*Brief*: Show each line of the listing in which the word "cavities" occurs.

*Data under study*:
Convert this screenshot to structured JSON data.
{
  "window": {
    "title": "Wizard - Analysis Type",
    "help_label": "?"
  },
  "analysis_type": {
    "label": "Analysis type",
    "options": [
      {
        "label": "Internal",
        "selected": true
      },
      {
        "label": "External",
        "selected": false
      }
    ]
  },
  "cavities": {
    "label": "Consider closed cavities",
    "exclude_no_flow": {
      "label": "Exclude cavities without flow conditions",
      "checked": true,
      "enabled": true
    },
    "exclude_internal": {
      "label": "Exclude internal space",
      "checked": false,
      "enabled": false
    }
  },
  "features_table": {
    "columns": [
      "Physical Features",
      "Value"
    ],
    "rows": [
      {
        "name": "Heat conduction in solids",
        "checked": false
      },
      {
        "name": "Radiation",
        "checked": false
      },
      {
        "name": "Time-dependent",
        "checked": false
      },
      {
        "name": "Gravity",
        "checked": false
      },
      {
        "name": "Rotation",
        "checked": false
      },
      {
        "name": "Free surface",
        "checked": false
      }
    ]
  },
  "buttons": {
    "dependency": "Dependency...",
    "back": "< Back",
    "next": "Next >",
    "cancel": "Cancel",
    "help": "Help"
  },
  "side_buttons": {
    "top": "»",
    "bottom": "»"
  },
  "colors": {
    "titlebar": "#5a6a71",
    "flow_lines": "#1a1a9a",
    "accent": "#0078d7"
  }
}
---
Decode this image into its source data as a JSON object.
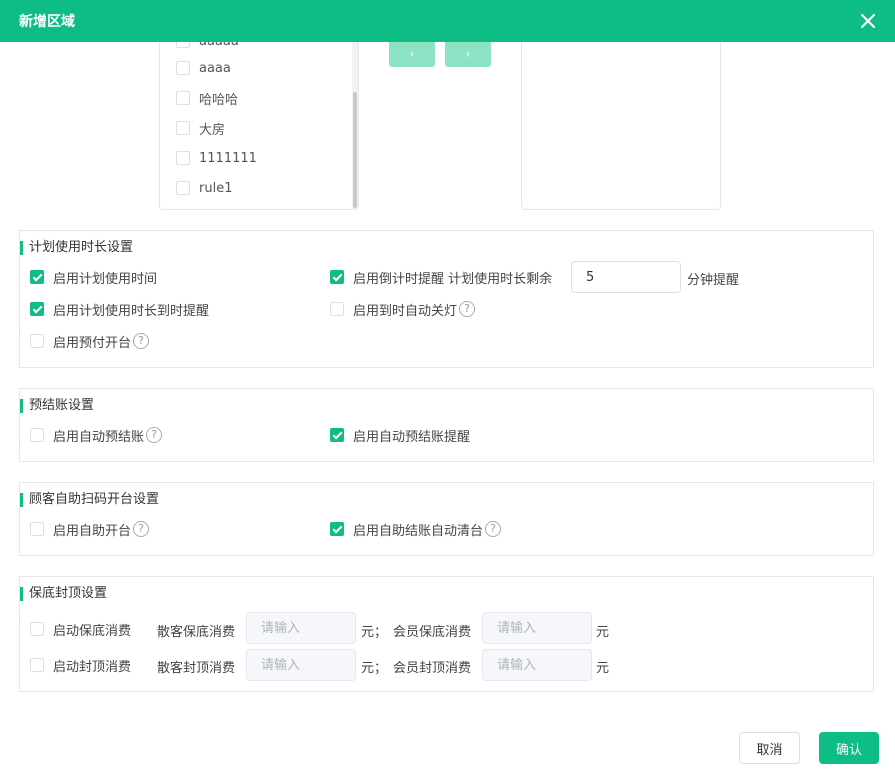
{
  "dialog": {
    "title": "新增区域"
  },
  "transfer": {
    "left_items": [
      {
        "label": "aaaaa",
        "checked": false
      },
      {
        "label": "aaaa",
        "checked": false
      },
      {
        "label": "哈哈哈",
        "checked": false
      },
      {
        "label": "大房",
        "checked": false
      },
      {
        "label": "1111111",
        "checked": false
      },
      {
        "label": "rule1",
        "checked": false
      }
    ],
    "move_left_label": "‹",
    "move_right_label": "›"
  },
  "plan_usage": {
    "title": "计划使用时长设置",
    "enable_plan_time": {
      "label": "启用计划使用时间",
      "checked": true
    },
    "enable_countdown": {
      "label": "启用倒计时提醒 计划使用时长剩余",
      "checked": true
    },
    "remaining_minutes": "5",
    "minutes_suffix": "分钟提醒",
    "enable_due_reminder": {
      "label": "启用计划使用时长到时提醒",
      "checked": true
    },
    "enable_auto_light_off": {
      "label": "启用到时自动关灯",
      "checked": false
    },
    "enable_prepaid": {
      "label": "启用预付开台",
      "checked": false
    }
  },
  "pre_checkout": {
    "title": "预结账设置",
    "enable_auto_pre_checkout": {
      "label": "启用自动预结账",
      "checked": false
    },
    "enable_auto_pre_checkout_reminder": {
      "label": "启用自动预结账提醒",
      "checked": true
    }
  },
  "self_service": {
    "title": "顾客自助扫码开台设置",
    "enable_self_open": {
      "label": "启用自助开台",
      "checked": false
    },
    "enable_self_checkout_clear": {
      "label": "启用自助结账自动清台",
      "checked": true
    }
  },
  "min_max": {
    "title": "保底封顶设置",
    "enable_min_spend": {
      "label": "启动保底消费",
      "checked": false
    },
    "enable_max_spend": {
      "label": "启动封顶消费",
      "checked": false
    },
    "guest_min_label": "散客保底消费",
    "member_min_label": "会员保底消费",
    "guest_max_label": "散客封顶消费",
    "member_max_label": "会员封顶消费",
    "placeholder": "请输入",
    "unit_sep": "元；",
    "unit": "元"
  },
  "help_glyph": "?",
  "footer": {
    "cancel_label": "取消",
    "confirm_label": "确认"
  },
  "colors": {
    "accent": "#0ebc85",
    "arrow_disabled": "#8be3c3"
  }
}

*Task response*:
  "cavities": {
    "label": "Consider closed cavities",
      "label": "Exclude cavities without flow conditions",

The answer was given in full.